While some might see a return to ’90s music as a risky and potentially boring decision, my analysis of their anachronistic sound is not meant to be taken as an insult. Their music is similar to the better of the catchy jams you would hear on the radio back around that time – a summertime feel, hanging with friends, inoffensive but not silly, your-whole-life-is-still-ahead-of-you-so-just-have-fun type of rock. You know, the good old days.

But while Trances Arc clearly has an older sound, it somehow feels fresh. Or perhaps, refreshing. In a time when listening to the radio is consistently a bad idea, Trances Arc has put together a collection of radio-friendly songs that will have you wishing stations would play them instead of Nickelback’s latest dud.

What makes Trances Arc more interesting is their determination to make catchy songs that are also good. There are plenty of songs out there that are memorable, but that is not necessarily a good thing. XOXOX is filled with tunes that you will both remember and not hate.

“New Style,” the album’s opener, gives a good taste for what is coming. The intro of the song reveals ambient bells, similar to Broken Social Scene’s intro in You Forgot It in People, before leading into a soft guitar line and Eric Toledo’s quivering vocals. It’s a nice start that should appeal to both music snobs and casual listeners alike.

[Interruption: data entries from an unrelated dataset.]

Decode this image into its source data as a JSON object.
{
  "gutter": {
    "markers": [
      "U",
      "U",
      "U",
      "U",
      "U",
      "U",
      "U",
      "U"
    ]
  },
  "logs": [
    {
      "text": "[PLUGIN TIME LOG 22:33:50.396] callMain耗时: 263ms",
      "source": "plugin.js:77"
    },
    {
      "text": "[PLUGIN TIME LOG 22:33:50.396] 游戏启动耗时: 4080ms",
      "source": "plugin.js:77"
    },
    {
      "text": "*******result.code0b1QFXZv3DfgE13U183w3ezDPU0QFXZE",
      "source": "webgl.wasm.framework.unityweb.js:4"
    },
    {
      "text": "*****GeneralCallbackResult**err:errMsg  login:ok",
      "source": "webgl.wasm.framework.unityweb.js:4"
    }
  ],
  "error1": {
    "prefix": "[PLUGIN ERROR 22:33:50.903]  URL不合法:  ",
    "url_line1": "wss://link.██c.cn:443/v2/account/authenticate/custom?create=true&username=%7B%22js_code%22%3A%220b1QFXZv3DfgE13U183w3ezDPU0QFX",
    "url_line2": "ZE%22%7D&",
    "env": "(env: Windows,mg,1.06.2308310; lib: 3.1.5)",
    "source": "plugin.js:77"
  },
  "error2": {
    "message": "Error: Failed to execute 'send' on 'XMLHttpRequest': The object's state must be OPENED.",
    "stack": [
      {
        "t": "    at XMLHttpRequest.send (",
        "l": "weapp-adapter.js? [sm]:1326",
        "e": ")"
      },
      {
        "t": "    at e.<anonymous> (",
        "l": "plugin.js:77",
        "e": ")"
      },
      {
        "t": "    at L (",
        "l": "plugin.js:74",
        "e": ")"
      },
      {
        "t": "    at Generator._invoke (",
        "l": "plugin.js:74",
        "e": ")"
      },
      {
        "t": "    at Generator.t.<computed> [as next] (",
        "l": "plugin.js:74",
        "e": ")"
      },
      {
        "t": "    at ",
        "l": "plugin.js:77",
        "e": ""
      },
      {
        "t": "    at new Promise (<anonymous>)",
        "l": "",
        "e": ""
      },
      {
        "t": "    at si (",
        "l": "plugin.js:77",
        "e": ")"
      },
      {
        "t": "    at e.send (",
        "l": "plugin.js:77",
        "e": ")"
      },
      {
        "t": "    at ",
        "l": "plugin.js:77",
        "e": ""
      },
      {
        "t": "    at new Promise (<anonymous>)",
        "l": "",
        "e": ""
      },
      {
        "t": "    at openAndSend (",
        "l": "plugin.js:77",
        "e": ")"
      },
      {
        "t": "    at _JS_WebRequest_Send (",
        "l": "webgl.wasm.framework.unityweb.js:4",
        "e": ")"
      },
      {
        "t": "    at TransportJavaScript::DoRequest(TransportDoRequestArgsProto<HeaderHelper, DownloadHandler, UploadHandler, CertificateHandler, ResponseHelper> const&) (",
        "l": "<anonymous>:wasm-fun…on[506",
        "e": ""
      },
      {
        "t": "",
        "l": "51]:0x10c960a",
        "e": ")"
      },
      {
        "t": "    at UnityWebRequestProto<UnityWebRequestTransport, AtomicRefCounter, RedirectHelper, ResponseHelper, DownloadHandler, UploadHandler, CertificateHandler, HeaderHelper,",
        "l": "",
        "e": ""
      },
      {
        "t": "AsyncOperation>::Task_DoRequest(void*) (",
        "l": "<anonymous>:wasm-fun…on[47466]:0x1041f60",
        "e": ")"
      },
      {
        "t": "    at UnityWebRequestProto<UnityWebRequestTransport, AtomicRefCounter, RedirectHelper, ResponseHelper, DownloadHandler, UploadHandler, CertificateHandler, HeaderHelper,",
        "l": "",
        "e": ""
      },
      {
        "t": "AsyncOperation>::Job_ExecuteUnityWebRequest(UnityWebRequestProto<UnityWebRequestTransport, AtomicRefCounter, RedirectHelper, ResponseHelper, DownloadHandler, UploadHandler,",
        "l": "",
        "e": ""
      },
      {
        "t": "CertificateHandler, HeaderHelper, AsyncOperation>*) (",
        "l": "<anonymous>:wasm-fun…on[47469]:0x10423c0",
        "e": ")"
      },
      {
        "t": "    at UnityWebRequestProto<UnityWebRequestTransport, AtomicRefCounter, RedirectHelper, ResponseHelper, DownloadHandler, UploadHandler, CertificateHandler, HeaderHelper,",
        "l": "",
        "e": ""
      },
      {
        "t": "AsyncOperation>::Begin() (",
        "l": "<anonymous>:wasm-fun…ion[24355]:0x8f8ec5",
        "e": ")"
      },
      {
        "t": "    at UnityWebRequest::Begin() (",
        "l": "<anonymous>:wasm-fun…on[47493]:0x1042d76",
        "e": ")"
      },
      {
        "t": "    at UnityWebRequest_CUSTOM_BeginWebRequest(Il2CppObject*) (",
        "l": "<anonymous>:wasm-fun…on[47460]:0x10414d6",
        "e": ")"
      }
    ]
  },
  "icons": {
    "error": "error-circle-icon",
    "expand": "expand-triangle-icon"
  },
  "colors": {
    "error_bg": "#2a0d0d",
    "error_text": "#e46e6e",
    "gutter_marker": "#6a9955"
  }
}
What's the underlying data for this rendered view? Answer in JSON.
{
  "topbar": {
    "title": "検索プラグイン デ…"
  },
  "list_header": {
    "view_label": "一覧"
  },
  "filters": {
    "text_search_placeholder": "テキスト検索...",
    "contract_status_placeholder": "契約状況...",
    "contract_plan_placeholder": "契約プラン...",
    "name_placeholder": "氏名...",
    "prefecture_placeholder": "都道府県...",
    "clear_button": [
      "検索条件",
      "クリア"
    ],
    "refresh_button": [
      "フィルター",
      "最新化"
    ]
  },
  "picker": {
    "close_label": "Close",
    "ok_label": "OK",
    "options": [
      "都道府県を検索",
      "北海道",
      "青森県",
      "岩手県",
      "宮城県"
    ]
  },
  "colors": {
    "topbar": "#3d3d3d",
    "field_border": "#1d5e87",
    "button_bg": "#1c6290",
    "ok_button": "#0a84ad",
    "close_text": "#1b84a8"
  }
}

From “New Style” the album moves into a set of similarly paced tracks with more fun hooks and choruses.

“Birds Collide” injects a little urgency into the mix and yields positive results, while in “Tell Me Where You’re Going” Toledo decides to change up the vocal styling for the verse and ends up bringing out one of the best choruses on the album.

“Cold Drivers” is the piano ballad anthem – a welcome change in style after crossing the album’s halfway point – that doesn’t come off as gimmicky even though all of its ingredients say it should.

But the album isn’t perfect. While it doesn’t fall apart at the end, it does start to feel a little bit stale. They’re very comfortable in their own sound, but at times it feels more like they’re trapped.

In short, everything starts to sound the same. Individual hooks and choruses can be distinguished from one another, but for the most part the songs never really branch out.

When the songs do branch out, the results are somewhat iffy.

The tremolo effect included in “In You’re Out” provides for a cool intro, but the song leads to one of the less pleasing choruses. The acoustic “Look Up” has the band with suitable instrumentation that is enjoyable to listen to, but unfortunately the song feels overly sappy.

But these little nitpicks don’t ruin the fun that Trances Arc has done a great job of creating. 3.5 stars are well deserved for these sing-along tunes. It’s the kind of music that you and your significant other can agree on.